YOUR INSTRUCTIONS - Everything in the records except the pictures must be copied out exactly.

***** INFORMATION PROVIDED *****

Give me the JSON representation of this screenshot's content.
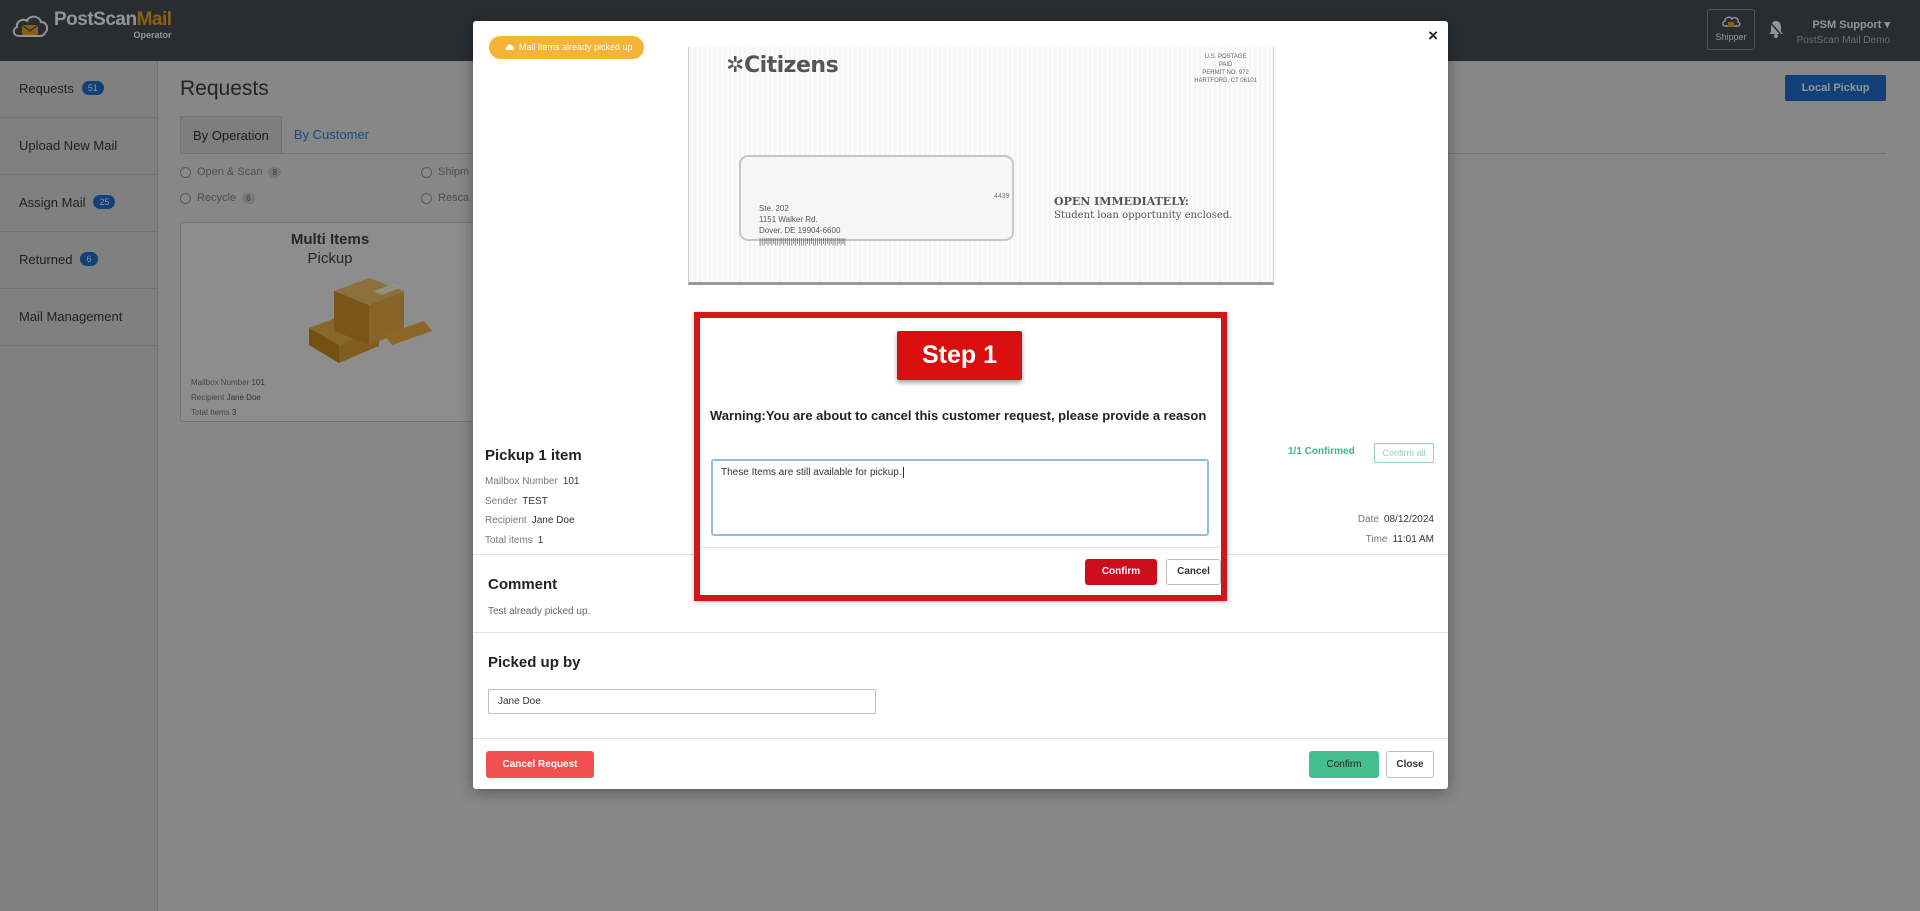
{
  "app": {
    "logo_text_a": "PostScan",
    "logo_text_b": "Mail",
    "logo_sub": "Operator",
    "shipper_label": "Shipper",
    "user_name": "PSM Support",
    "user_org": "PostScan Mail Demo"
  },
  "sidebar": {
    "items": [
      {
        "label": "Requests",
        "badge": "51"
      },
      {
        "label": "Upload New Mail",
        "badge": ""
      },
      {
        "label": "Assign Mail",
        "badge": "25"
      },
      {
        "label": "Returned",
        "badge": "6"
      },
      {
        "label": "Mail Management",
        "badge": ""
      }
    ]
  },
  "main": {
    "title": "Requests",
    "local_pickup": "Local Pickup",
    "tabs": [
      {
        "label": "By Operation",
        "active": true
      },
      {
        "label": "By Customer",
        "active": false
      }
    ],
    "filters": [
      {
        "label": "Open & Scan",
        "count": "8"
      },
      {
        "label": "Recycle",
        "count": "6"
      },
      {
        "label": "Shipm"
      },
      {
        "label": "Resca"
      }
    ],
    "card": {
      "title": "Multi Items",
      "subtitle": "Pickup",
      "mailbox_label": "Mailbox Number",
      "mailbox_value": "101",
      "recipient_label": "Recipient",
      "recipient_value": "Jane Doe",
      "total_label": "Total Items",
      "total_value": "3"
    }
  },
  "modal": {
    "close_icon": "×",
    "status_badge": "Mail items already picked up",
    "envelope": {
      "brand": "Citizens",
      "postage": [
        "U.S. POSTAGE",
        "PAID",
        "PERMIT NO. 972",
        "HARTFORD, CT 06101"
      ],
      "code": "4439",
      "address": [
        "Ste. 202",
        "1151 Walker Rd.",
        "Dover, DE 19904-6600"
      ],
      "barcode": "|||l|l|l|||l|l|||l|l||||l|l|||l|l|l|l|||l|l|",
      "open_line1": "OPEN IMMEDIATELY:",
      "open_line2": "Student loan opportunity enclosed."
    },
    "pickup_title": "Pickup 1 item",
    "mailbox_label": "Mailbox Number",
    "mailbox_value": "101",
    "sender_label": "Sender",
    "sender_value": "TEST",
    "recipient_label": "Recipient",
    "recipient_value": "Jane Doe",
    "total_label": "Total items",
    "total_value": "1",
    "confirmed_status": "1/1 Confirmed",
    "confirm_all": "Confirm all",
    "date_label": "Date",
    "date_value": "08/12/2024",
    "time_label": "Time",
    "time_value": "11:01 AM",
    "comment_title": "Comment",
    "comment_text": "Test already picked up.",
    "picked_up_title": "Picked up by",
    "picked_up_value": "Jane Doe",
    "cancel_request": "Cancel Request",
    "confirm": "Confirm",
    "close": "Close"
  },
  "warning_dialog": {
    "step_label": "Step 1",
    "message": "Warning:You are about to cancel this customer request, please provide a reason",
    "reason_value": "These Items are still available for pickup.",
    "confirm": "Confirm",
    "cancel": "Cancel"
  },
  "colors": {
    "topbar": "#474e55",
    "accent_blue": "#1f6fd1",
    "warning_red": "#d01818",
    "badge_orange": "#f5b435",
    "confirm_green": "#45bf8f",
    "cancel_red": "#f25050"
  }
}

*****

SOLUTION FOR THIS PROBLEM -
Give me the JSON representation of this screenshot's content.
{
  "app": {
    "logo_text_a": "PostScan",
    "logo_text_b": "Mail",
    "logo_sub": "Operator",
    "shipper_label": "Shipper",
    "user_name": "PSM Support",
    "user_org": "PostScan Mail Demo"
  },
  "sidebar": {
    "items": [
      {
        "label": "Requests",
        "badge": "51"
      },
      {
        "label": "Upload New Mail",
        "badge": ""
      },
      {
        "label": "Assign Mail",
        "badge": "25"
      },
      {
        "label": "Returned",
        "badge": "6"
      },
      {
        "label": "Mail Management",
        "badge": ""
      }
    ]
  },
  "main": {
    "title": "Requests",
    "local_pickup": "Local Pickup",
    "tabs": [
      {
        "label": "By Operation",
        "active": true
      },
      {
        "label": "By Customer",
        "active": false
      }
    ],
    "filters": [
      {
        "label": "Open & Scan",
        "count": "8"
      },
      {
        "label": "Recycle",
        "count": "6"
      },
      {
        "label": "Shipm"
      },
      {
        "label": "Resca"
      }
    ],
    "card": {
      "title": "Multi Items",
      "subtitle": "Pickup",
      "mailbox_label": "Mailbox Number",
      "mailbox_value": "101",
      "recipient_label": "Recipient",
      "recipient_value": "Jane Doe",
      "total_label": "Total Items",
      "total_value": "3"
    }
  },
  "modal": {
    "close_icon": "×",
    "status_badge": "Mail items already picked up",
    "envelope": {
      "brand": "Citizens",
      "postage": [
        "U.S. POSTAGE",
        "PAID",
        "PERMIT NO. 972",
        "HARTFORD, CT 06101"
      ],
      "code": "4439",
      "address": [
        "Ste. 202",
        "1151 Walker Rd.",
        "Dover, DE 19904-6600"
      ],
      "barcode": "|||l|l|l|||l|l|||l|l||||l|l|||l|l|l|l|||l|l|",
      "open_line1": "OPEN IMMEDIATELY:",
      "open_line2": "Student loan opportunity enclosed."
    },
    "pickup_title": "Pickup 1 item",
    "mailbox_label": "Mailbox Number",
    "mailbox_value": "101",
    "sender_label": "Sender",
    "sender_value": "TEST",
    "recipient_label": "Recipient",
    "recipient_value": "Jane Doe",
    "total_label": "Total items",
    "total_value": "1",
    "confirmed_status": "1/1 Confirmed",
    "confirm_all": "Confirm all",
    "date_label": "Date",
    "date_value": "08/12/2024",
    "time_label": "Time",
    "time_value": "11:01 AM",
    "comment_title": "Comment",
    "comment_text": "Test already picked up.",
    "picked_up_title": "Picked up by",
    "picked_up_value": "Jane Doe",
    "cancel_request": "Cancel Request",
    "confirm": "Confirm",
    "close": "Close"
  },
  "warning_dialog": {
    "step_label": "Step 1",
    "message": "Warning:You are about to cancel this customer request, please provide a reason",
    "reason_value": "These Items are still available for pickup.",
    "confirm": "Confirm",
    "cancel": "Cancel"
  },
  "colors": {
    "topbar": "#474e55",
    "accent_blue": "#1f6fd1",
    "warning_red": "#d01818",
    "badge_orange": "#f5b435",
    "confirm_green": "#45bf8f",
    "cancel_red": "#f25050"
  }
}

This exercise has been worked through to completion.